• _Task to complete_: Copy each line below in which the string "sublabel" appears.

• _Source data_:
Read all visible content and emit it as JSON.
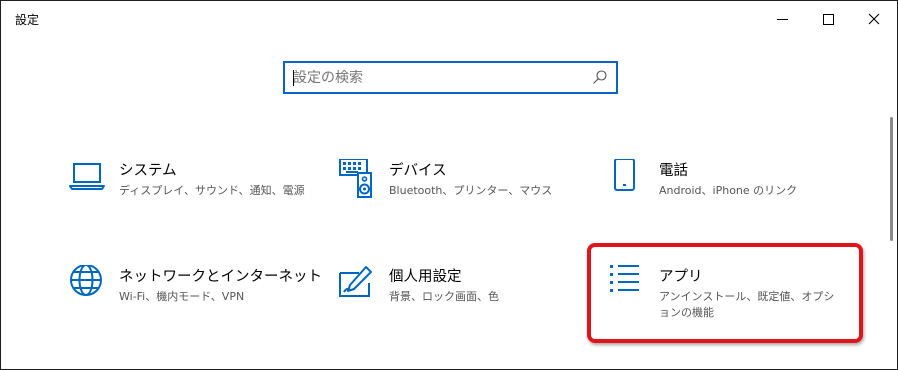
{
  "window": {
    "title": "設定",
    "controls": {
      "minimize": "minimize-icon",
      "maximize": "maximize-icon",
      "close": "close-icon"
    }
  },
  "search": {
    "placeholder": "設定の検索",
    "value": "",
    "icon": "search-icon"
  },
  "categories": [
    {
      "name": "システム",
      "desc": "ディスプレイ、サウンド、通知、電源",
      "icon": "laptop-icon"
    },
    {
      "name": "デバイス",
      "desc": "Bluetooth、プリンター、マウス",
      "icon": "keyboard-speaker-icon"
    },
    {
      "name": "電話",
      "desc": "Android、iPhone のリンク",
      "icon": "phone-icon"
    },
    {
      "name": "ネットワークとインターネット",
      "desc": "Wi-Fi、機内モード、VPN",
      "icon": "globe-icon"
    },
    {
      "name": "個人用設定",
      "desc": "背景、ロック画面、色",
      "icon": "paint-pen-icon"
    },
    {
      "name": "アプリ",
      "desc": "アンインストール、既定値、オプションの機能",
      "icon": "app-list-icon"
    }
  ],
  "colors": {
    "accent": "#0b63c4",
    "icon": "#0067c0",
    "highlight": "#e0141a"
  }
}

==

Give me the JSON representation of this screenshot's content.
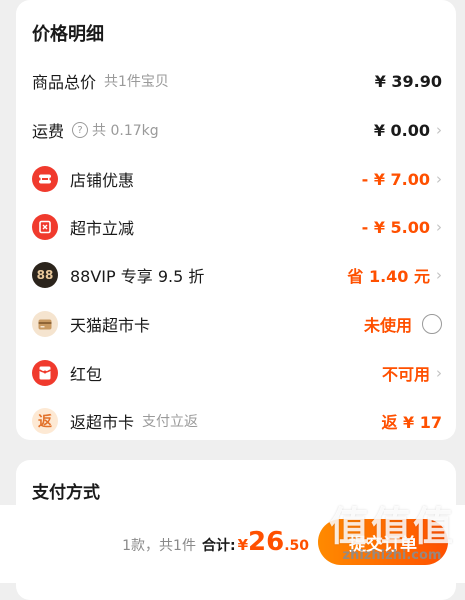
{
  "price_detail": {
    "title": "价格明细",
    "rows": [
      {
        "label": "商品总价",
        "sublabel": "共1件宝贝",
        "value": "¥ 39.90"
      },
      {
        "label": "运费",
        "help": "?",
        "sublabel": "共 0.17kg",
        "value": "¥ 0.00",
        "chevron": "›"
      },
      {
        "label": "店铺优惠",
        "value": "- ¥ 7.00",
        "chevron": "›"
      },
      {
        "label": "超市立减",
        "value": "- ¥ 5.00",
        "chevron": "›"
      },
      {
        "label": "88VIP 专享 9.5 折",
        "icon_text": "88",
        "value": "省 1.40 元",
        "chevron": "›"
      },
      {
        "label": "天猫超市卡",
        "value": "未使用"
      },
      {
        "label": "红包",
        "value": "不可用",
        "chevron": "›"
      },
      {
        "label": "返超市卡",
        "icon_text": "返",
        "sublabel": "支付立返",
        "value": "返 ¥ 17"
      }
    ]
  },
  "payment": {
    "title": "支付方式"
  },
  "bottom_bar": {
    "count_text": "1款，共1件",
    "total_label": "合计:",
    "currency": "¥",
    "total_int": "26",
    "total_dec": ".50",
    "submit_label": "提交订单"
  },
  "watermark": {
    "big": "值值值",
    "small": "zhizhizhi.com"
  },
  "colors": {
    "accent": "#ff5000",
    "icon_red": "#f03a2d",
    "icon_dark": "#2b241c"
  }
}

• _Response area_:
        "sublabel": "共1件宝贝",
        "sublabel": "共 0.17kg",
        "sublabel": "支付立返",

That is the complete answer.